The Xbox One now sits firmly at square one, a slightly overpriced, slightly underpowered console with a slowly increasing array of solid exclusive games. More importantly, it is a console with the potential for a new vision, a vision most likely to be shaped by Phil Spencer.
Act Three: Resolution
In every three-act narrative, there is a moment when the protagonist must confront one final, seemingly unsurmountable challenge. That confrontation always comes after a moment of pure clarity, a moment when the protagonist decides on a monumental change of course. For the Xbox One, that moment was the appointment of Phil Spencer and the sea change he brought with him.
Looking back at the Xbox One through its short history, back to the message of Microsoft's third console on its first day in the sun, the gaming system is a completely different thing than what emerged and what it slowly evolved to become.
The Xbox One on that spring reveal day in 2013 was a multimedia device, a cable box supplement, the hub to your living room or den experiences and, oh yes, it was also a gaming system. It was a bit of technology promising to push the medium of gaming forward with one giant $499 leap.

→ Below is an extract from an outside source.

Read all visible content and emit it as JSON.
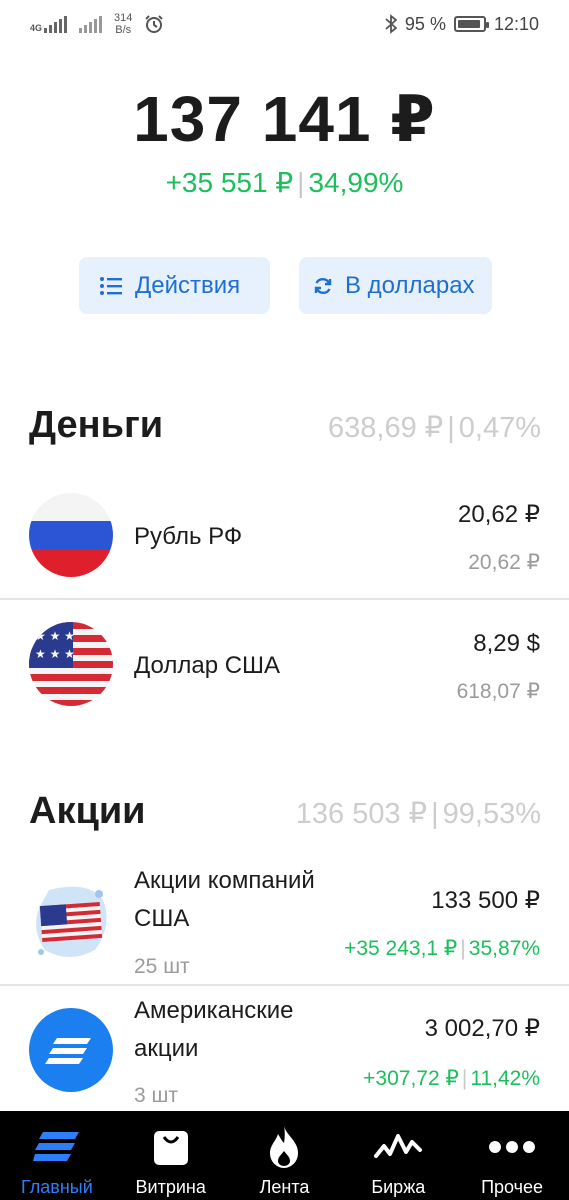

But those promises, those innovative ideas (both good and bad), that scope of entertainment evaporated in the heat of the fear-and-loathing-powered furor ignited by early adopters and hardcore gamers.
So Microsoft retreated, it backpedaled on promises, eventually dropped bad ideas and hid away good ones. It ducked and weaved until what it had left was a console that plays games, up against a console that does the same thing. And for every month of 2014 so far, the PlayStation 4 outsold the Xbox One.
Both the PS4 and Xbox One have the same price now, $399. While the design of the hardware and the technology inside both consoles can't be changed easily, what can change is the thing that Microsoft excels at: the software that drives its console.
So here stands Spencer at the beginning of Xbox One's third act (and in some ways, also his own third act). This is the deciding moment. Can a console that started out with such high ambitions, only to drop them all in an attempt to stay relevant, make a comeback?
Yes, and we're starting to see that.
Microsoft has been grabbing exclusives like the next Tomb Raider and the next Crackdown left and right. There have been price drops and holiday sales. And there is still plenty going on in the background and through monthly free updates to the system.
A lot of the little things still need work; it's a punch list of minor problems that someone has to methodically tackle and fix. Next comes those promises neither taken back nor delivered upon. Microsoft has to make good on those things, like the ability for any console to become a tool for game creation. Finally, Microsoft has to dust itself off and, in the face of an overwhelming capitulation, figure out how it can bring back some of the promise of those early ideas without the awful tinge of anti-consumer sentiment.
And that's where Spencer comes in. With the Xbox One launch, its real launch this holiday, the console needs a plan. Spencer's plan.
Microsoft gave the PlayStation 4 a year-long head start. Sony's goal was to deliver a solid gaming experience for gamers, to bring to market a better PlayStation 3. And they've nailed that, solidly winning over early adopters and gamers in the first year. But Sony's laser focus on games does come with a cost: It doesn't have the same potential to broaden its market that Microsoft wanted for the Xbox One.
What happens next, whether Microsoft can empower the Xbox One to realize that vision, will end this third act, this gaming generation's final culmination. Sony gave Microsoft a head start last time and caught up with the PlayStation 3 just as the generation wound down. Now maybe it's Microsoft's turn.
Good Game is an internationally syndicated weekly news and opinion column about the big stories of the week in the gaming industry and its bigger impact on things to come. Brian Crecente is a founding News Editor of Polygon.